"Google, which developed the first version of Grand Prix in six weeks, is introducing a new version on Monday, just six weeks after the first one. That is a speed of development not previously possible on mobile phones," said Vic Gundotra, vice-president at Google.

Vic Gundotra expects that "consumers are going to demand Internet browsers [as good as Apple's]" and the mobile web experience will improve.

From a Google announcement (my emphasis): "These new features provide iPhone users with a desktop-like Google web application experience in terms of ease-of-use, speed, and feature richness but optimized for the iPhone. This experience is made possible by the iPhone's general usability and the capabilities of its web browser, combined with Google's innovative mobile web applications. We plan to expand this experience to international versions of the iPhone and to other platforms that offer similar usability and browser capabilities. One of our goals is to support platforms that are fulfilling the promise of the mobile web - like the iPhone - and to ultimately deliver unique and compelling mobile experiences that improve people's daily lives."

Update 2: Google Mobile Blog has some screenshots of the updated interface.


  1. Google mobile this and Google mobile that. It's alls o much hot air until they rectify one of the gaping holes in their mobile implementation: syncing of GMail contacts to your mobile phone. There is no API and Google refuse to provide one despite years of users asking for this nobrainer.

  2. WTF Google. Guess us Windows Mobile users (outnumbering iPhone users by far) are SOL. No native calendar sync, IMAP for Gmail that is buggy, no contact sync...nice.

  3. I'm in agreement with the first two comments...I don't understand why Google has made extra efforts in the direction of the iPhone and Blackberries (with Google Sync) but they're still overlooking Windows Mobile apps and improvements. It's been around for longer and it's got a ton of users.

    It's definitely frustrating considering how well they've shown they can do with services like Google Maps and mobile versions of Google Reader, Gmail, etc. Clearly they're capable, so I don't get why they wouldn't put any serious focus on improving the Windows Mobile experience...they've certainly had plenty of time to do so if they were going to.

  4. I am so happy to have the iPhone. Its not just google but loads of other websites offering special interface on iPhone. I think Google wants to build apps on their platform (mostly web+browser) rather than going after Windows Mobile. iPhone's web rendering is what Google likes. I am not sure if Windows Mobile has same kind of flexibility.

  5. How about some love for us Blackberry users Google? I will say that I love the GMail app, Mail by Google app, and the GMaps; however the current version of mobile Reader blows hard. Perhaps Google should look in to acquiring Viigo, now that would make me happy.

    Seriously, I can't see why Google isn't pouring resources in to the mobile web experience for the huge base of Blackberry users out there.

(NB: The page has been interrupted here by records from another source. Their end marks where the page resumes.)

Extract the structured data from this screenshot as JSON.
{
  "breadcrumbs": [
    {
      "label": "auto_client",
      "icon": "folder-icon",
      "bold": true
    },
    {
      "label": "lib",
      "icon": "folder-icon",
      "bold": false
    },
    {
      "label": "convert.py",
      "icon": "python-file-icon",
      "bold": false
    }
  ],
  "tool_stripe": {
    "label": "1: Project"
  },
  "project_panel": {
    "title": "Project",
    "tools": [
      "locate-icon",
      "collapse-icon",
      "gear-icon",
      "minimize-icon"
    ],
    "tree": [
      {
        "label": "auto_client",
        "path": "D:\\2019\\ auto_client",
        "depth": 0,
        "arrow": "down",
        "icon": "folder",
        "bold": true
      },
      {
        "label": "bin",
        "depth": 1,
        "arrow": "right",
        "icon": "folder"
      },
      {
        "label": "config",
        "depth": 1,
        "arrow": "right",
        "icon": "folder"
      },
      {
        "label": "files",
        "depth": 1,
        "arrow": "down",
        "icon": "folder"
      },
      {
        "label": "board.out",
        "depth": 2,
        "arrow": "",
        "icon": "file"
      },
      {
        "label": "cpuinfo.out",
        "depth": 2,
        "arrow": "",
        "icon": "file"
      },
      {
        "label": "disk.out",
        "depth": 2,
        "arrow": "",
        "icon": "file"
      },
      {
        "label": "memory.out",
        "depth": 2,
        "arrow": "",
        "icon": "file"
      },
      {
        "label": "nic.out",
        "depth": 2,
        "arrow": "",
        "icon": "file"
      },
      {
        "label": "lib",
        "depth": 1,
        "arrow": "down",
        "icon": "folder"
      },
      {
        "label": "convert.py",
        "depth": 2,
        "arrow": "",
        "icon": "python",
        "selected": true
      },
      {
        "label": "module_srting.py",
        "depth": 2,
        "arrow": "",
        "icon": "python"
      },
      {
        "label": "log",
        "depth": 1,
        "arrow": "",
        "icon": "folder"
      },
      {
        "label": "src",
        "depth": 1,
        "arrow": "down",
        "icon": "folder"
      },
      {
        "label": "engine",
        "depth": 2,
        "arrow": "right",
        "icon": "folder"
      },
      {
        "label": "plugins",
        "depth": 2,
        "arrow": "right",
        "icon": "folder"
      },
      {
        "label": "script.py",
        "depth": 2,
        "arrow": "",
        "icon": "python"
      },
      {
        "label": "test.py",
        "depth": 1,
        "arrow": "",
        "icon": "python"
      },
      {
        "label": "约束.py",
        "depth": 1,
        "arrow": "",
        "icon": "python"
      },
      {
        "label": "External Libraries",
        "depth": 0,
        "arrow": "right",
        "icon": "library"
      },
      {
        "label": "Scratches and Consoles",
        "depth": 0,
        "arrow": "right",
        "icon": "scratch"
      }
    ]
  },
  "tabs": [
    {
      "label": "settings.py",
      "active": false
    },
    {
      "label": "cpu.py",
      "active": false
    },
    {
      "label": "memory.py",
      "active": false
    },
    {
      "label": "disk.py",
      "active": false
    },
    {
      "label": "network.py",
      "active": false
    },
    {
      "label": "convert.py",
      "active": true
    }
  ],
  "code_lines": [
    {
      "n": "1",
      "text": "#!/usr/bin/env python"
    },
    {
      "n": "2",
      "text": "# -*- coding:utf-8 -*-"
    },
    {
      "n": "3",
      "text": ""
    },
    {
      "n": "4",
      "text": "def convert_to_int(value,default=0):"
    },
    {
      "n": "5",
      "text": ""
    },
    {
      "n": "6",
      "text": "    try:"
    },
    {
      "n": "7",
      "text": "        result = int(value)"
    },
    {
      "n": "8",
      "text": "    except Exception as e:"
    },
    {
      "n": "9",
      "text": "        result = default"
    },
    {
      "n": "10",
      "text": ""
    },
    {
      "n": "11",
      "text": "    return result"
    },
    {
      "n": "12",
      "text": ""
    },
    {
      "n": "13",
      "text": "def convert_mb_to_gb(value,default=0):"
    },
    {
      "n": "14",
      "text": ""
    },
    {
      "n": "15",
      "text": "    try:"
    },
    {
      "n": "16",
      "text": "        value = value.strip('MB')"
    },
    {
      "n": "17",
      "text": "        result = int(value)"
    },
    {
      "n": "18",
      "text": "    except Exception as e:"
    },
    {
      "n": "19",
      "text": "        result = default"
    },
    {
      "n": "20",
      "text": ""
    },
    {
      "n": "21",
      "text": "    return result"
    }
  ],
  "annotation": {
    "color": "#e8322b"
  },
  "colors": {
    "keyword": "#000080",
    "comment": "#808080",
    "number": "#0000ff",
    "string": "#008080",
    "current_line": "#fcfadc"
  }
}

  6. There is maybe one reason why Google does not role out those fancy web apps to Windows Mobile... Pocket Internet Explorer sucks!
    With the WebKit based iPhone and Android browsers we are starting to have, at long last, a real mobile web browser.
    Besides, there is the "cool factor", which WM devices lack...